Every Wednesday, I volunteer at my kids’ school. I spend most of my time there in the cafeteria, because — thanks to our state’s chronic (and criminal) funding challenges — our food service manager doesn’t have the resources she needs to do her job well.
I never look forward to my volunteer days — there are always 100 other things I should (or would rather) be doing — but I usually enjoy them. This is because my kids’ school is awesome. The student body is extremely diverse, and each classroom reflects that diversity* (a rarity in this proudly progressive city). The staff is also diverse, and is one of the most committed and conscientious groups of people I have ever had the privilege to know. Despite innumerable challenges — inadequate funding, oppressive (and often incompetent) district bureaucracy, too many tests — they do everything in their power to build a supportive community and provide a well-rounded, enriching education to all of our kids.
But back to Wednesdays.

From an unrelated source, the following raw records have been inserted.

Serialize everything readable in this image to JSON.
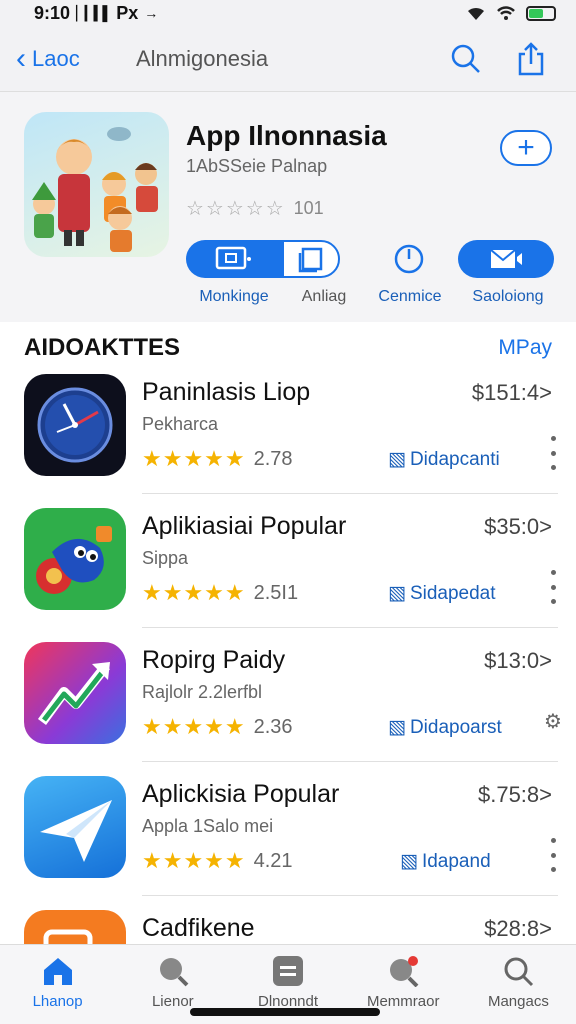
{
  "status": {
    "time": "9:10",
    "carrier": "Px",
    "signal_glyph": "▏▎▍▌",
    "location_glyph": "→"
  },
  "nav": {
    "back_label": "Laoc",
    "title": "Alnmigonesia"
  },
  "header": {
    "app_title": "App Ilnonnasia",
    "app_subtitle": "1AbSSeie Palnap",
    "rating_text": "101",
    "actions": [
      {
        "label": "Monkinge",
        "icon": "cast-icon"
      },
      {
        "label": "Anliag",
        "icon": "stack-icon"
      },
      {
        "label": "Cenmice",
        "icon": "clock-icon"
      },
      {
        "label": "Saoloiong",
        "icon": "mail-icon"
      }
    ]
  },
  "section": {
    "title": "AIDOAKTTES",
    "link": "MPay"
  },
  "apps": [
    {
      "name": "Paninlasis Liop",
      "subtitle": "Pekharca",
      "price": "$151:4>",
      "score": "2.78",
      "download_label": "Didapcanti",
      "icon": "clock-app-icon"
    },
    {
      "name": "Aplikiasiai Popular",
      "subtitle": "Sippa",
      "price": "$35:0>",
      "score": "2.5I1",
      "download_label": "Sidapedat",
      "icon": "game-app-icon"
    },
    {
      "name": "Ropirg Paidy",
      "subtitle": "Rajlolr 2.2lerfbl",
      "price": "$13:0>",
      "score": "2.36",
      "download_label": "Didapoarst",
      "icon": "trend-app-icon"
    },
    {
      "name": "Aplickisia Popular",
      "subtitle": "Appla 1Salo mei",
      "price": "$.75:8>",
      "score": "4.21",
      "download_label": "Idapand",
      "icon": "send-app-icon"
    },
    {
      "name": "Cadfikene",
      "subtitle": "",
      "price": "$28:8>",
      "score": "",
      "download_label": "",
      "icon": "video-app-icon"
    }
  ],
  "tabs": [
    {
      "label": "Lhanop",
      "icon": "home-icon"
    },
    {
      "label": "Lienor",
      "icon": "search-icon"
    },
    {
      "label": "Dlnonndt",
      "icon": "menu-icon"
    },
    {
      "label": "Memmraor",
      "icon": "notification-icon"
    },
    {
      "label": "Mangacs",
      "icon": "search-icon"
    }
  ],
  "colors": {
    "accent": "#1a73e8",
    "star": "#f5b301",
    "background": "#f4f4f6"
  }
}
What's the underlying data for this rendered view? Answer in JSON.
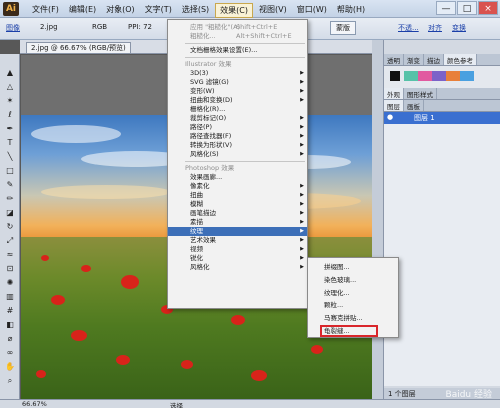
{
  "app": {
    "logo": "Ai"
  },
  "menu": [
    "文件(F)",
    "编辑(E)",
    "对象(O)",
    "文字(T)",
    "选择(S)",
    "效果(C)",
    "视图(V)",
    "窗口(W)",
    "帮助(H)"
  ],
  "menu_active_index": 5,
  "window_controls": [
    "—",
    "□",
    "×"
  ],
  "controlbar": {
    "label": "图像",
    "filename": "2.jpg",
    "colormode": "RGB",
    "ppi": "PPI: 72",
    "button": "蒙版",
    "links": [
      "不透...",
      "对齐",
      "变换"
    ]
  },
  "doc_tab": "2.jpg @ 66.67% (RGB/预览)",
  "dropdown": {
    "top_items": [
      {
        "label": "应用 \"粗糙化\"(A)",
        "shortcut": "Shift+Ctrl+E",
        "disabled": true
      },
      {
        "label": "粗糙化...",
        "shortcut": "Alt+Shift+Ctrl+E",
        "disabled": true
      }
    ],
    "doc_settings": "文档栅格效果设置(E)...",
    "illustrator_header": "Illustrator 效果",
    "illustrator_items": [
      "3D(3)",
      "SVG 滤镜(G)",
      "变形(W)",
      "扭曲和变换(D)",
      "栅格化(R)...",
      "裁剪标记(O)",
      "路径(P)",
      "路径查找器(F)",
      "转换为形状(V)",
      "风格化(S)"
    ],
    "photoshop_header": "Photoshop 效果",
    "photoshop_items": [
      "效果画廊...",
      "像素化",
      "扭曲",
      "模糊",
      "画笔描边",
      "素描",
      "纹理",
      "艺术效果",
      "视频",
      "锐化",
      "风格化"
    ],
    "highlight": "纹理"
  },
  "submenu": [
    "拼缀图...",
    "染色玻璃...",
    "纹理化...",
    "颗粒...",
    "马赛克拼贴...",
    "龟裂缝..."
  ],
  "submenu_boxed": "龟裂缝...",
  "panels": {
    "top_tabs": [
      "透明",
      "渐变",
      "描边",
      "颜色参考"
    ],
    "mid_tabs": [
      "外观",
      "图形样式"
    ],
    "layer_tabs": [
      "图层",
      "画板"
    ],
    "layer_name": "图层 1",
    "layer_count": "1 个图层"
  },
  "status": {
    "zoom": "66.67%",
    "mode": "选择"
  },
  "watermark": "Baidu 经验",
  "colors": {
    "accent": "#3d6fb8",
    "highlight_box": "#d9262b"
  }
}
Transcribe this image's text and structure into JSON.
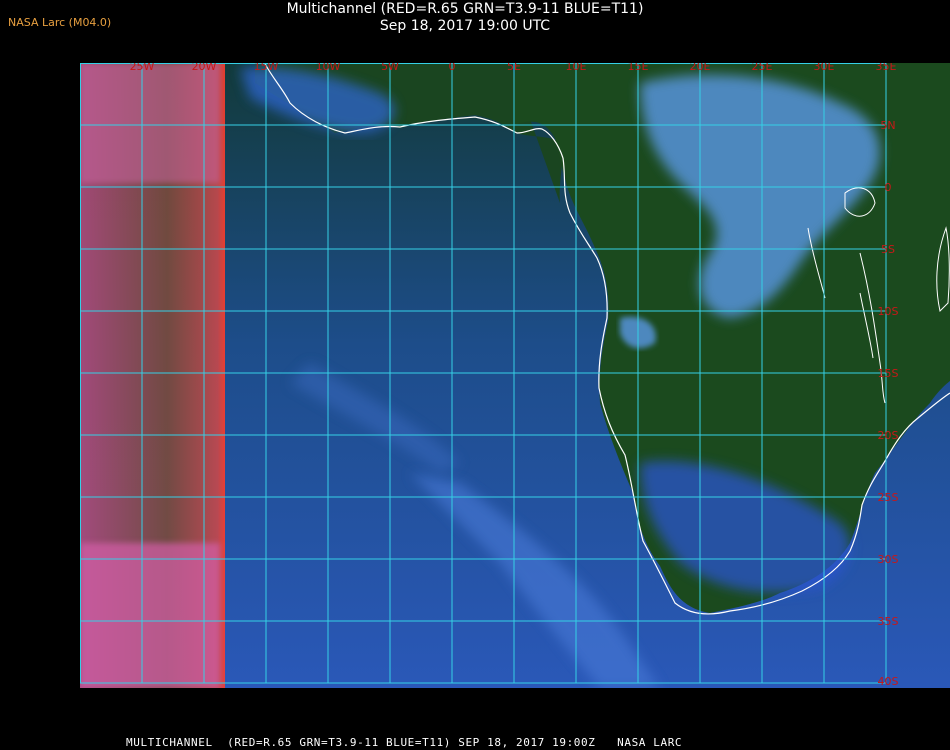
{
  "header": {
    "source_label": "NASA Larc (M04.0)",
    "title": "Multichannel (RED=R.65 GRN=T3.9-11 BLUE=T11)",
    "subtitle": "Sep 18, 2017 19:00 UTC"
  },
  "footer": {
    "caption": "MULTICHANNEL  (RED=R.65 GRN=T3.9-11 BLUE=T11) SEP 18, 2017 19:00Z   NASA LARC"
  },
  "map": {
    "longitude_labels": [
      "25W",
      "20W",
      "15W",
      "10W",
      "5W",
      "0",
      "5E",
      "10E",
      "15E",
      "20E",
      "25E",
      "30E",
      "35E"
    ],
    "latitude_labels": [
      "5N",
      "0",
      "5S",
      "10S",
      "15S",
      "20S",
      "25S",
      "30S",
      "35S",
      "40S"
    ],
    "colors": {
      "ocean": "#1f4fa0",
      "land": "#1c4a1e",
      "clouds": "#5fa2ea",
      "sunlit_edge": "#c4508a",
      "grid": "#35d0e6",
      "coast": "#ffffff",
      "label": "#c81818"
    }
  }
}
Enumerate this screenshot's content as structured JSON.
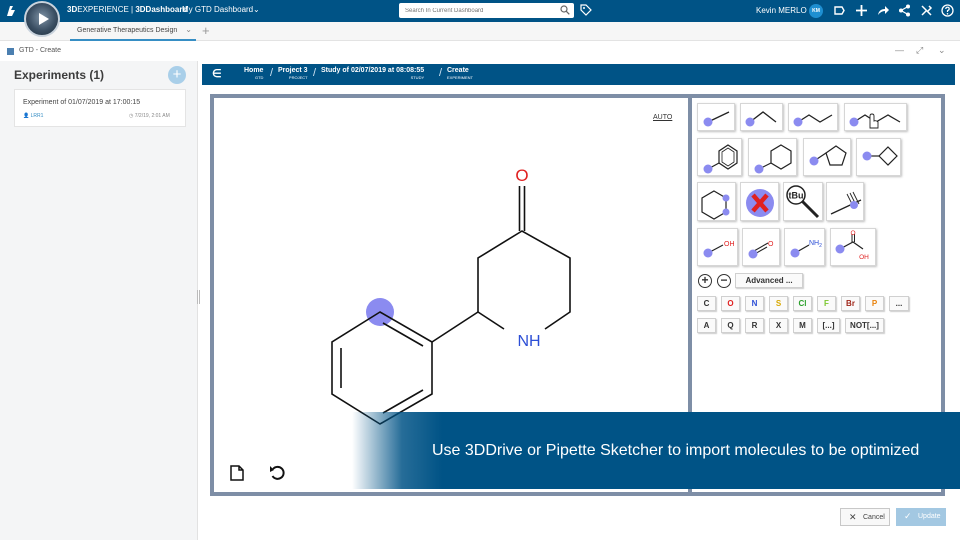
{
  "topbar": {
    "brand_bold": "3D",
    "brand_rest": "EXPERIENCE | ",
    "app": "3DDashboard",
    "dashboard_name": "My GTD Dashboard",
    "search_placeholder": "Search In Current Dashboard",
    "user_name": "Kevin MERLO",
    "user_initials": "KM",
    "icons": [
      "share-icon",
      "add-icon",
      "forward-icon",
      "network-icon",
      "tools-icon",
      "help-icon"
    ]
  },
  "tabs": [
    {
      "label": "Generative Therapeutics Design"
    }
  ],
  "widget": {
    "title": "GTD - Create"
  },
  "experiments": {
    "heading": "Experiments (1)",
    "items": [
      {
        "name": "Experiment of 01/07/2019 at 17:00:15",
        "user": "LRR1",
        "date": "7/2/19, 2:01 AM"
      }
    ]
  },
  "breadcrumb": [
    {
      "label": "Home",
      "sub": "GTD"
    },
    {
      "label": "Project 3",
      "sub": "PROJECT"
    },
    {
      "label": "Study of 02/07/2019 at 08:08:55",
      "sub": "STUDY"
    },
    {
      "label": "Create",
      "sub": "EXPERIMENT"
    }
  ],
  "sketcher": {
    "auto_label": "AUTO",
    "atoms": {
      "oxygen": "O",
      "nitrogen": "NH"
    },
    "palette": {
      "tbu": "tBu",
      "oh": "OH",
      "o": "O",
      "nh2": "NH",
      "nh2_sub": "2",
      "acid_o": "O",
      "acid_oh": "OH",
      "advanced": "Advanced ...",
      "elements": [
        {
          "symbol": "C",
          "color": "#333333"
        },
        {
          "symbol": "O",
          "color": "#e02020"
        },
        {
          "symbol": "N",
          "color": "#2d4fd6"
        },
        {
          "symbol": "S",
          "color": "#d8a800"
        },
        {
          "symbol": "Cl",
          "color": "#2ca02c"
        },
        {
          "symbol": "F",
          "color": "#7ac62c"
        },
        {
          "symbol": "Br",
          "color": "#a0261a"
        },
        {
          "symbol": "P",
          "color": "#e8820c"
        },
        {
          "symbol": "...",
          "color": "#333333"
        }
      ],
      "queries": [
        "A",
        "Q",
        "R",
        "X",
        "M",
        "[...]",
        "NOT[...]"
      ]
    }
  },
  "banner": {
    "text": "Use 3DDrive or Pipette Sketcher to import molecules to be optimized"
  },
  "actions": {
    "cancel": "Cancel",
    "update": "Update"
  },
  "colors": {
    "brand": "#005386",
    "accent": "#368ec4",
    "highlight": "#8b8bf0"
  }
}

On Wednesday, November 9th, the first day of the New Reality, I really did not feel up for volunteering. I forced myself — and my kids — through the motions of getting ready for the day, but as the three of us walked to school, I was overwhelmed with despair. It was a heaviness I had never felt before, even in my worst moments of grief.
When we arrived, the blacktop was filled with kids laughing and running and playing. Some were huddled in small groups, discussing the results of the election, but most were simply enjoying their last moments of morning recess, as they do every morning. The bell rang, and they lined up by classroom. Teachers walked out of the building to greet them, many wearing our school’s Black Lives Matter t-shirts. Then everyone headed inside for another day of learning.
I made my way to the kitchen, where our wonderful cafeteria manager was hard at work unloading the “keeper” with the next day’s meals. I washed my hands, donned an apron, and began rinsing and chopping the daily fresh produce snack.** When I finished, it was time for first lunch.
I spent the next few hours serving meals to hundreds of precious children of all colors, faiths, backgrounds, and abilities; hugging teachers who give so much to help those children learn; and watching our beautiful, imperfect community make it through the challenge of another delightful, chaotic, too-short lunch period.
The heaviness started to lift.
After lunch, while I wiped tables and listened to the music class practice songs on the cafeteria stage,*** I realized that we are all still here, doing the work we have always done. We can still connect, and serve, and build. We can still take care of each other. We can still love.
This is not some cop-out platitude post to suggest that we can fix the problems in our country by “being nice” — or to encourage folks to forget about politics in favor of more pleasant subjects. On the contrary, “politics” will have a tremendous impact on the children I serve every Wednesday; indeed, it already has.
Now, more than ever, we have an obligation to vocally and actively and with all the resources at our disposal, advocate for a just and sustainable country and world. But to do that, we must start where we are. And we must remember who we are. I am honored to be part of a community that does both.
Every member of the staff signed this letter.
* This is a relatively recent development. A couple of years ago, the school community made the decision to move from two programs to one. It was a bold and courageous move (one that I will probably talk about in a future post). We still have plenty of challenges, but it has made all the difference.
** This exists at our school only because a parent who is very passionate about nutrition identified the program and raised the money to pay for it.
*** Our (part-time) music teacher does not have a classroom.